The United States is an attractive destination for students because of its high quality universities -- students from around the world compete every year to get a chance to study there.
With its emphasis on critical thinking, research, and multi-disciplinary education, a foreign education can help students realise their highest potential, expand their horizons, and teach them to think in innovative ways.
Currently, more than 7,000 Bangladeshis are studying in the US, up 10% from the previous year. But it would be premature to celebrate this increase until we know how many outbound students actually come back to Bangladesh.
When the brightest and most talented students leave and do not return, it constitutes a huge loss for the nation -- otherwise known as “brain drain.” But it does not have to be that way.

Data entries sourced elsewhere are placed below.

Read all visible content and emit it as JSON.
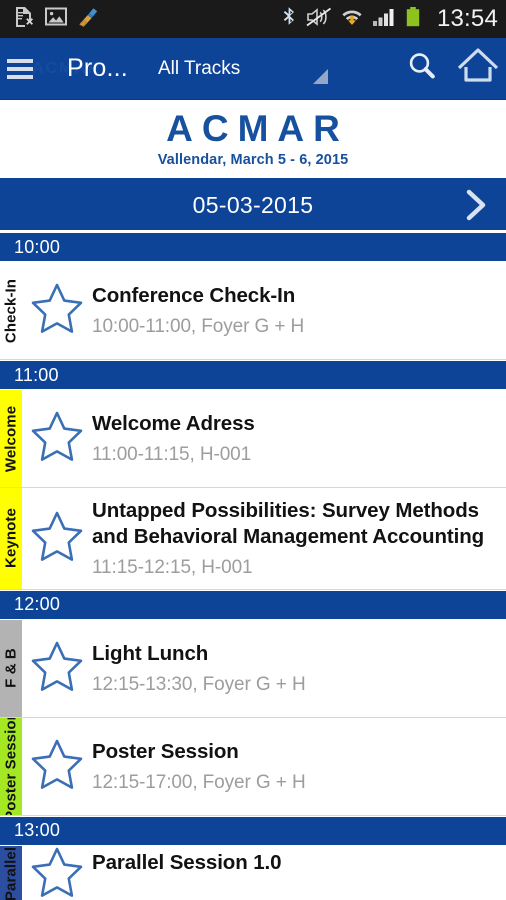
{
  "statusbar": {
    "clock": "13:54",
    "left_icons": [
      "sim-card-error-icon",
      "image-icon",
      "broom-icon"
    ],
    "right_icons": [
      "bluetooth-icon",
      "sound-mute-vibrate-off-icon",
      "wifi-download-icon",
      "cellular-signal-icon",
      "battery-icon"
    ]
  },
  "actionbar": {
    "menu_icon": "hamburger-menu-icon",
    "watermark": "ACMAR",
    "title": "Pro...",
    "spinner_value": "All Tracks",
    "search_icon": "search-icon",
    "home_icon": "home-icon"
  },
  "logo": {
    "name": "ACMAR",
    "subtitle": "Vallendar, March 5 - 6, 2015"
  },
  "datebar": {
    "date": "05-03-2015",
    "next_icon": "chevron-right-icon"
  },
  "colors": {
    "brand_blue": "#0d4498",
    "logo_blue": "#17509e",
    "track_welcome": "#ffff00",
    "track_keynote": "#ffff00",
    "track_fb": "#b3b3b3",
    "track_poster": "#a4e824",
    "track_parallel": "#2b4ea0",
    "track_checkin": "#ffffff",
    "star_outline": "#3a6fb5",
    "meta_gray": "#9d9d9d"
  },
  "schedule": [
    {
      "time_header": "10:00",
      "sessions": [
        {
          "track": "Check-In",
          "track_color": "#ffffff",
          "title": "Conference Check-In",
          "meta": "10:00-11:00, Foyer G + H",
          "favorite_icon": "star-outline-icon"
        }
      ]
    },
    {
      "time_header": "11:00",
      "sessions": [
        {
          "track": "Welcome",
          "track_color": "#ffff00",
          "title": "Welcome Adress",
          "meta": "11:00-11:15, H-001",
          "favorite_icon": "star-outline-icon"
        },
        {
          "track": "Keynote",
          "track_color": "#ffff00",
          "title": "Untapped Possibilities: Survey Methods and Behavioral Management Accounting",
          "meta": "11:15-12:15, H-001",
          "favorite_icon": "star-outline-icon"
        }
      ]
    },
    {
      "time_header": "12:00",
      "sessions": [
        {
          "track": "F & B",
          "track_color": "#b3b3b3",
          "title": "Light Lunch",
          "meta": "12:15-13:30, Foyer G + H",
          "favorite_icon": "star-outline-icon"
        },
        {
          "track": "Poster Session",
          "track_color": "#a4e824",
          "title": "Poster Session",
          "meta": "12:15-17:00, Foyer G + H",
          "favorite_icon": "star-outline-icon"
        }
      ]
    },
    {
      "time_header": "13:00",
      "sessions": [
        {
          "track": "Parallel",
          "track_color": "#2b4ea0",
          "title": "Parallel Session 1.0",
          "meta": "",
          "favorite_icon": "star-outline-icon",
          "partial": true
        }
      ]
    }
  ]
}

The Chinese government, for example, encourages students to study in the US; a majority of these students return because of rewarding career prospects at home, and thus contribute immensely to China’s progress.
Bangladesh is in a very critical stage of its development right now and we need our best and brightest to lead the way more than ever.

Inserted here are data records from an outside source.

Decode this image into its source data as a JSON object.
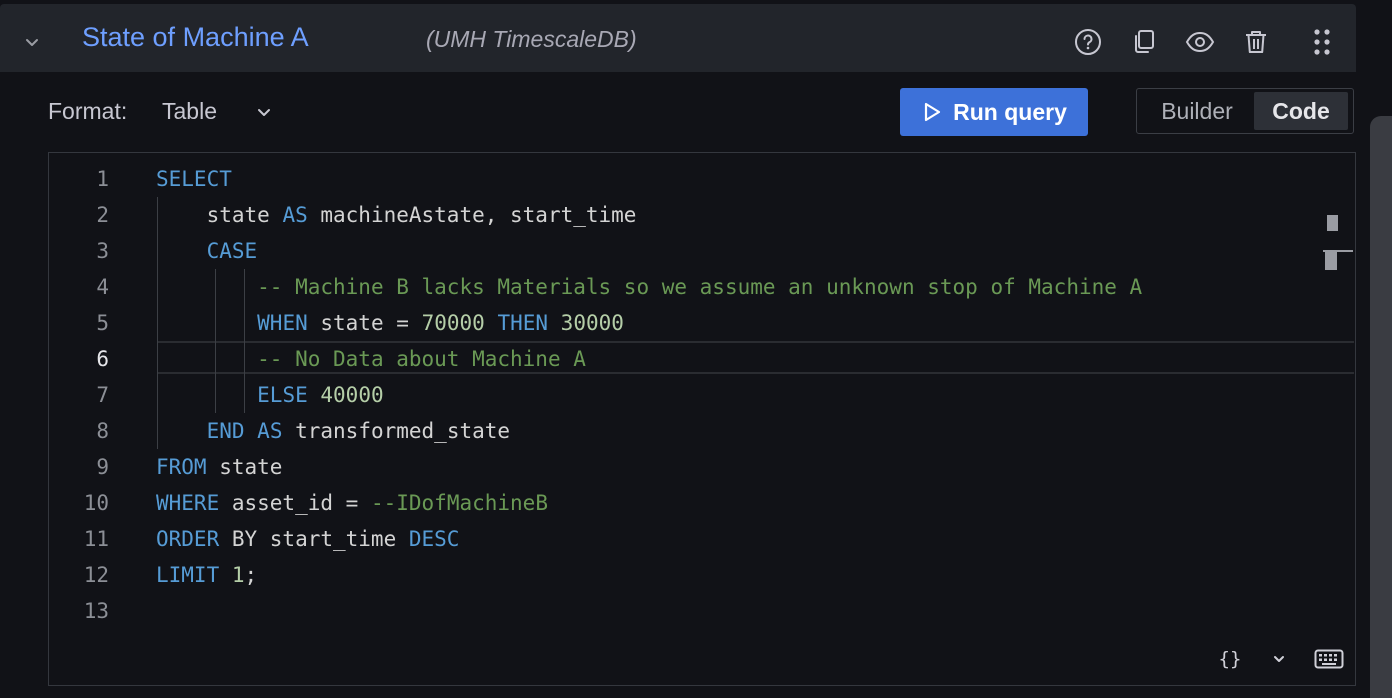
{
  "header": {
    "query_name": "State of Machine A",
    "datasource": "(UMH TimescaleDB)",
    "icons": [
      "chevron-down-icon",
      "help-icon",
      "duplicate-icon",
      "eye-icon",
      "trash-icon",
      "drag-handle-icon"
    ]
  },
  "toolbar": {
    "format_label": "Format:",
    "format_value": "Table",
    "run_label": "Run query",
    "builder_label": "Builder",
    "code_label": "Code",
    "mode_selected": "Code"
  },
  "editor": {
    "active_line": 6,
    "lines": [
      {
        "num": "1",
        "text": "SELECT"
      },
      {
        "num": "2",
        "text": "    state AS machineAstate, start_time"
      },
      {
        "num": "3",
        "text": "    CASE"
      },
      {
        "num": "4",
        "text": "        -- Machine B lacks Materials so we assume an unknown stop of Machine A"
      },
      {
        "num": "5",
        "text": "        WHEN state = 70000 THEN 30000"
      },
      {
        "num": "6",
        "text": "        -- No Data about Machine A"
      },
      {
        "num": "7",
        "text": "        ELSE 40000"
      },
      {
        "num": "8",
        "text": "    END AS transformed_state"
      },
      {
        "num": "9",
        "text": "FROM state"
      },
      {
        "num": "10",
        "text": "WHERE asset_id = --IDofMachineB"
      },
      {
        "num": "11",
        "text": "ORDER BY start_time DESC"
      },
      {
        "num": "12",
        "text": "LIMIT 1;"
      },
      {
        "num": "13",
        "text": ""
      }
    ]
  },
  "footer": {
    "format_code_label": "{}"
  },
  "colors": {
    "accent": "#3d71d9",
    "title": "#6e9fff",
    "keyword": "#569cd6",
    "number": "#b5cea8",
    "comment": "#6a9955"
  }
}
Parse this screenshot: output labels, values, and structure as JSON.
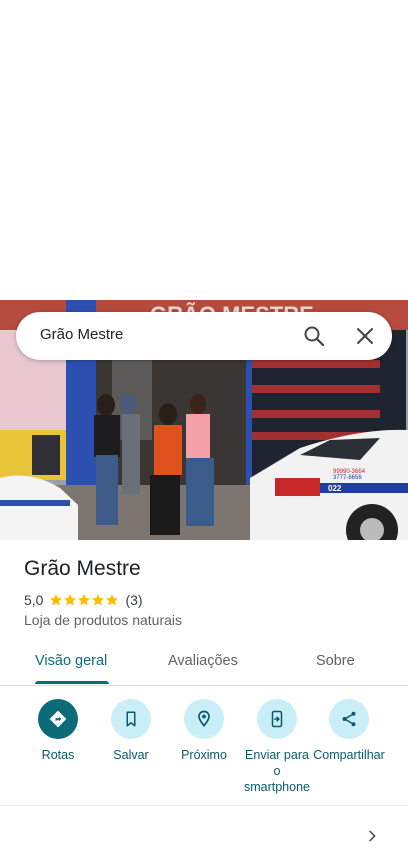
{
  "search": {
    "query": "Grão Mestre"
  },
  "photo": {
    "sign_text": "GRÃO MESTRE",
    "car_plate": "022",
    "car_phone_1": "99990-3664",
    "car_phone_2": "3777-6656"
  },
  "place": {
    "name": "Grão Mestre",
    "rating": "5,0",
    "stars": 5,
    "review_count": "(3)",
    "category": "Loja de produtos naturais"
  },
  "tabs": [
    {
      "label": "Visão geral",
      "active": true
    },
    {
      "label": "Avaliações",
      "active": false
    },
    {
      "label": "Sobre",
      "active": false
    }
  ],
  "actions": [
    {
      "label": "Rotas",
      "icon": "directions-icon"
    },
    {
      "label": "Salvar",
      "icon": "bookmark-icon"
    },
    {
      "label": "Próximo",
      "icon": "nearby-icon"
    },
    {
      "label": "Enviar para o smartphone",
      "icon": "send-to-phone-icon"
    },
    {
      "label": "Compartilhar",
      "icon": "share-icon"
    }
  ],
  "colors": {
    "accent": "#0b6b79",
    "action_bg": "#c9eef8",
    "star": "#fbbc04"
  }
}
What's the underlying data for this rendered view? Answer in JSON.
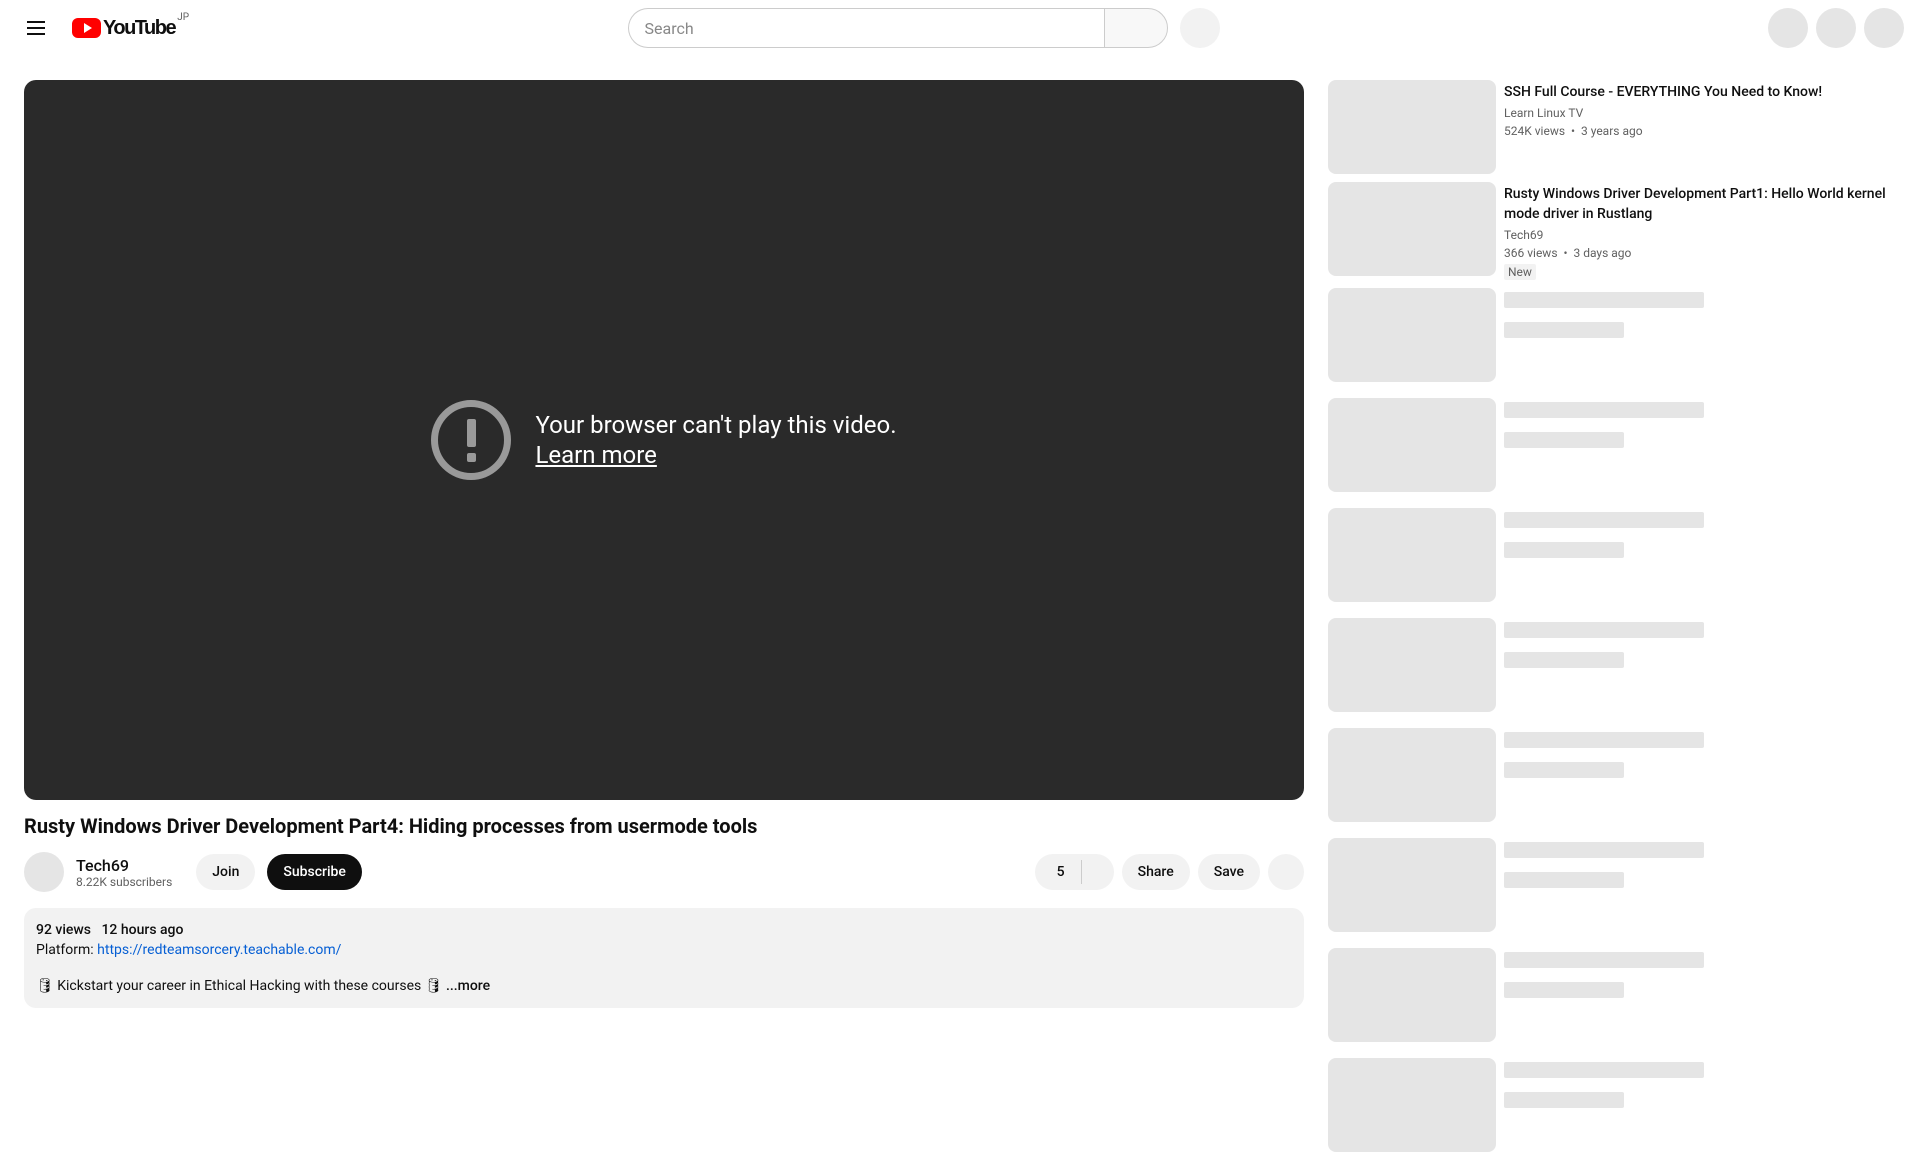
{
  "header": {
    "logo_text": "YouTube",
    "country_code": "JP",
    "search_placeholder": "Search"
  },
  "player": {
    "error_msg": "Your browser can't play this video.",
    "learn_more": "Learn more"
  },
  "video": {
    "title": "Rusty Windows Driver Development Part4: Hiding processes from usermode tools"
  },
  "channel": {
    "name": "Tech69",
    "subscribers": "8.22K subscribers",
    "join_label": "Join",
    "subscribe_label": "Subscribe"
  },
  "actions": {
    "like_count": "5",
    "share_label": "Share",
    "save_label": "Save"
  },
  "description": {
    "views": "92 views",
    "age": "12 hours ago",
    "platform_label": "Platform: ",
    "platform_url": "https://redteamsorcery.teachable.com/",
    "body_line": "🛢 Kickstart your career in Ethical Hacking with these courses 🛢 ",
    "more_label": "...more"
  },
  "recommendations": [
    {
      "title": "SSH Full Course - EVERYTHING You Need to Know!",
      "channel": "Learn Linux TV",
      "views": "524K views",
      "age": "3 years ago",
      "badge": ""
    },
    {
      "title": "Rusty Windows Driver Development Part1: Hello World kernel mode driver in Rustlang",
      "channel": "Tech69",
      "views": "366 views",
      "age": "3 days ago",
      "badge": "New"
    }
  ]
}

But it is not enough to say that; our government must ensure that these students are given the opportunity and the scope to put their valuable ideas and faculties to use. In other words, give them an incentive to come back.
Unfortunately, we are giving them more and more reason not to.
With the disappearance of an NSU teacher a week ago -- and numerous other instances in the recent past of our intellectually driven, critical-thinking citizens of our nation, who are often hounded, harassed, and even outright murdered -- our government is failing our best and brightest, and thus driving them away.